Publication metadata

Author(s): Akinyemi RO, Salami A, Akinyemi J, Ojagbemi A, Olopade F, Coker M, Farombi T, Nweke M, Arulogun O, Jegede A, Owolabi M, Kalaria RN, Ogunniyi A

Publication type: Review

Publication status: Published

Journal: Brain Research Bulletin

Year: 2019

Volume: 145

Pages: 136-141

Print publication date: 01/02/2019

Online publication date: 24/08/2018

Acceptance date: 21/08/2018

ISSN (print): 0361-9230

ISSN (electronic): 1873-2747

Publisher: Elsevier Inc.

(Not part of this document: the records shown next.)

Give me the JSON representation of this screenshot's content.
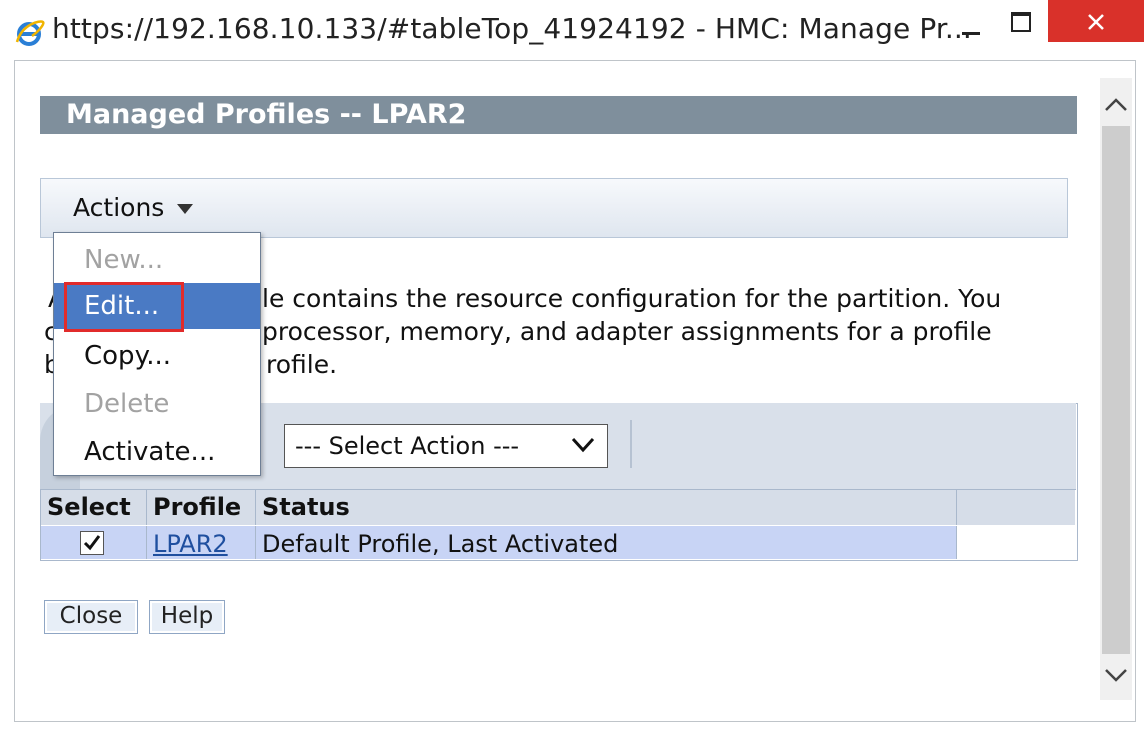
{
  "window": {
    "title": "https://192.168.10.133/#tableTop_41924192 - HMC: Manage Pr...",
    "icon": "internet-explorer-icon"
  },
  "page": {
    "header": "Managed Profiles -- LPAR2",
    "actions_label": "Actions",
    "intro_fragments": [
      "A",
      "le contains the resource configuration for the partition. You",
      "c",
      "processor, memory, and adapter assignments for a profile",
      "b",
      "rofile."
    ]
  },
  "menu": {
    "items": [
      {
        "label": "New...",
        "enabled": false
      },
      {
        "label": "Edit...",
        "enabled": true,
        "highlighted": true
      },
      {
        "label": "Copy...",
        "enabled": true
      },
      {
        "label": "Delete",
        "enabled": false
      },
      {
        "label": "Activate...",
        "enabled": true
      }
    ]
  },
  "table": {
    "select_action": "--- Select Action ---",
    "columns": [
      "Select",
      "Profile",
      "Status"
    ],
    "rows": [
      {
        "selected": true,
        "profile": "LPAR2",
        "status": "Default Profile, Last Activated"
      }
    ]
  },
  "buttons": {
    "close": "Close",
    "help": "Help"
  },
  "colors": {
    "header_bg": "#7f8f9c",
    "menu_highlight": "#4a7ac4",
    "close_button": "#d9312a",
    "row_selected": "#c8d4f5",
    "annotation_red": "#e12b2b"
  }
}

DOI: 10.1016/j.brainresbull.2018.08.014

PubMed id: 30149197